▶ _WORK INSTRUCTION_: The records below should be printed once more, exactly as they appear.

▶ _INFORMATION SUPPLIED_:

- Opening Delimiter -

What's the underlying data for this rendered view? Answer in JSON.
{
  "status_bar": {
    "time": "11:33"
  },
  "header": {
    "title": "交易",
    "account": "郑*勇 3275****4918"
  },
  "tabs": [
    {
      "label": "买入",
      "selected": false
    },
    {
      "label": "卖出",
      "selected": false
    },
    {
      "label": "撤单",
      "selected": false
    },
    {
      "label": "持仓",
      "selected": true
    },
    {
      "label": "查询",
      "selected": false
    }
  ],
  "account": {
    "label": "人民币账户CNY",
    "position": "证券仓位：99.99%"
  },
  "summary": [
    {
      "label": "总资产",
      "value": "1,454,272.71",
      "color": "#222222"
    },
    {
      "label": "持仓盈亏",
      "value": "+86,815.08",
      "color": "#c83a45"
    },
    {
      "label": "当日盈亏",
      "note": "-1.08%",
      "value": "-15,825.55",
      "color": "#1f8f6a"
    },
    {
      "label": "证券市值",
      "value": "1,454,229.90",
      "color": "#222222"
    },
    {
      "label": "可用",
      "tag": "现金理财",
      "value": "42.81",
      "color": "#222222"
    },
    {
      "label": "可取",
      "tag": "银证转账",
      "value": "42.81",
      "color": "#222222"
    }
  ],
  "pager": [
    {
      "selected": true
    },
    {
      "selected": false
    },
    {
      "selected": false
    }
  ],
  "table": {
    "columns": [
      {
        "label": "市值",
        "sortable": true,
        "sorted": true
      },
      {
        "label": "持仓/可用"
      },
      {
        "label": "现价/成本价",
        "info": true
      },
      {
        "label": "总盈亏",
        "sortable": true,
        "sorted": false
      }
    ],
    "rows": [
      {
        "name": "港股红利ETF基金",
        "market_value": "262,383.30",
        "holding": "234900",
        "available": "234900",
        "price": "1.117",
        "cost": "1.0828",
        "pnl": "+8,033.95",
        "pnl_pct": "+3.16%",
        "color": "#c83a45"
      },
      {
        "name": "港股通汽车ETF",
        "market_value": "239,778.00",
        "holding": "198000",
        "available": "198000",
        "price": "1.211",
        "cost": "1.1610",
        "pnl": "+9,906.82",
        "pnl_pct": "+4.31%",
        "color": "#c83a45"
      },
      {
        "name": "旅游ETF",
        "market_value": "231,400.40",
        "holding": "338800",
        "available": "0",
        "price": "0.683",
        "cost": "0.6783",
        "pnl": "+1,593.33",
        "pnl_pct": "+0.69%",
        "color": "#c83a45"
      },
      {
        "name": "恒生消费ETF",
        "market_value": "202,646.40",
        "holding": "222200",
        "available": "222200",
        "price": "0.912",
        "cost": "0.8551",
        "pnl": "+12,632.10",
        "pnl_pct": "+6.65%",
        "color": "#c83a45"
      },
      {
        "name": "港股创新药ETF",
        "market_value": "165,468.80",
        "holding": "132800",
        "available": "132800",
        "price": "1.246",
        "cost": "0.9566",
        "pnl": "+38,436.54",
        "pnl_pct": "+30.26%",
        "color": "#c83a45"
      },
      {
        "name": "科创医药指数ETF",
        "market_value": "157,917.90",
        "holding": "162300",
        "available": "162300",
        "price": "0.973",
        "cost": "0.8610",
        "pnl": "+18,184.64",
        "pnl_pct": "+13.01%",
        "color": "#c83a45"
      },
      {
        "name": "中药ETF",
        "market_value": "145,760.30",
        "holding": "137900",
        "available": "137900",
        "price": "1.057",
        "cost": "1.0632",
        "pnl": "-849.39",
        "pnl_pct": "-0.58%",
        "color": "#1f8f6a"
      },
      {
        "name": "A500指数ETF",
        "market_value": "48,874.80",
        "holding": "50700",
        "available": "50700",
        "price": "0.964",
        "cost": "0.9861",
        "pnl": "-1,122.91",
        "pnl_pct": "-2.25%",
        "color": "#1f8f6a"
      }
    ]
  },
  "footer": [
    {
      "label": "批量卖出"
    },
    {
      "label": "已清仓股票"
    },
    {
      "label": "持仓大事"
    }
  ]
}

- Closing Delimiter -

▶ _EXERCISE OUTPUT_:
What's the underlying data for this rendered view? Answer in JSON.
{
  "status_bar": {
    "time": "11:33"
  },
  "header": {
    "title": "交易",
    "account": "郑*勇 3275****4918"
  },
  "tabs": [
    {
      "label": "买入",
      "selected": false
    },
    {
      "label": "卖出",
      "selected": false
    },
    {
      "label": "撤单",
      "selected": false
    },
    {
      "label": "持仓",
      "selected": true
    },
    {
      "label": "查询",
      "selected": false
    }
  ],
  "account": {
    "label": "人民币账户CNY",
    "position": "证券仓位：99.99%"
  },
  "summary": [
    {
      "label": "总资产",
      "value": "1,454,272.71",
      "color": "#222222"
    },
    {
      "label": "持仓盈亏",
      "value": "+86,815.08",
      "color": "#c83a45"
    },
    {
      "label": "当日盈亏",
      "note": "-1.08%",
      "value": "-15,825.55",
      "color": "#1f8f6a"
    },
    {
      "label": "证券市值",
      "value": "1,454,229.90",
      "color": "#222222"
    },
    {
      "label": "可用",
      "tag": "现金理财",
      "value": "42.81",
      "color": "#222222"
    },
    {
      "label": "可取",
      "tag": "银证转账",
      "value": "42.81",
      "color": "#222222"
    }
  ],
  "pager": [
    {
      "selected": true
    },
    {
      "selected": false
    },
    {
      "selected": false
    }
  ],
  "table": {
    "columns": [
      {
        "label": "市值",
        "sortable": true,
        "sorted": true
      },
      {
        "label": "持仓/可用"
      },
      {
        "label": "现价/成本价",
        "info": true
      },
      {
        "label": "总盈亏",
        "sortable": true,
        "sorted": false
      }
    ],
    "rows": [
      {
        "name": "港股红利ETF基金",
        "market_value": "262,383.30",
        "holding": "234900",
        "available": "234900",
        "price": "1.117",
        "cost": "1.0828",
        "pnl": "+8,033.95",
        "pnl_pct": "+3.16%",
        "color": "#c83a45"
      },
      {
        "name": "港股通汽车ETF",
        "market_value": "239,778.00",
        "holding": "198000",
        "available": "198000",
        "price": "1.211",
        "cost": "1.1610",
        "pnl": "+9,906.82",
        "pnl_pct": "+4.31%",
        "color": "#c83a45"
      },
      {
        "name": "旅游ETF",
        "market_value": "231,400.40",
        "holding": "338800",
        "available": "0",
        "price": "0.683",
        "cost": "0.6783",
        "pnl": "+1,593.33",
        "pnl_pct": "+0.69%",
        "color": "#c83a45"
      },
      {
        "name": "恒生消费ETF",
        "market_value": "202,646.40",
        "holding": "222200",
        "available": "222200",
        "price": "0.912",
        "cost": "0.8551",
        "pnl": "+12,632.10",
        "pnl_pct": "+6.65%",
        "color": "#c83a45"
      },
      {
        "name": "港股创新药ETF",
        "market_value": "165,468.80",
        "holding": "132800",
        "available": "132800",
        "price": "1.246",
        "cost": "0.9566",
        "pnl": "+38,436.54",
        "pnl_pct": "+30.26%",
        "color": "#c83a45"
      },
      {
        "name": "科创医药指数ETF",
        "market_value": "157,917.90",
        "holding": "162300",
        "available": "162300",
        "price": "0.973",
        "cost": "0.8610",
        "pnl": "+18,184.64",
        "pnl_pct": "+13.01%",
        "color": "#c83a45"
      },
      {
        "name": "中药ETF",
        "market_value": "145,760.30",
        "holding": "137900",
        "available": "137900",
        "price": "1.057",
        "cost": "1.0632",
        "pnl": "-849.39",
        "pnl_pct": "-0.58%",
        "color": "#1f8f6a"
      },
      {
        "name": "A500指数ETF",
        "market_value": "48,874.80",
        "holding": "50700",
        "available": "50700",
        "price": "0.964",
        "cost": "0.9861",
        "pnl": "-1,122.91",
        "pnl_pct": "-2.25%",
        "color": "#1f8f6a"
      }
    ]
  },
  "footer": [
    {
      "label": "批量卖出"
    },
    {
      "label": "已清仓股票"
    },
    {
      "label": "持仓大事"
    }
  ]
}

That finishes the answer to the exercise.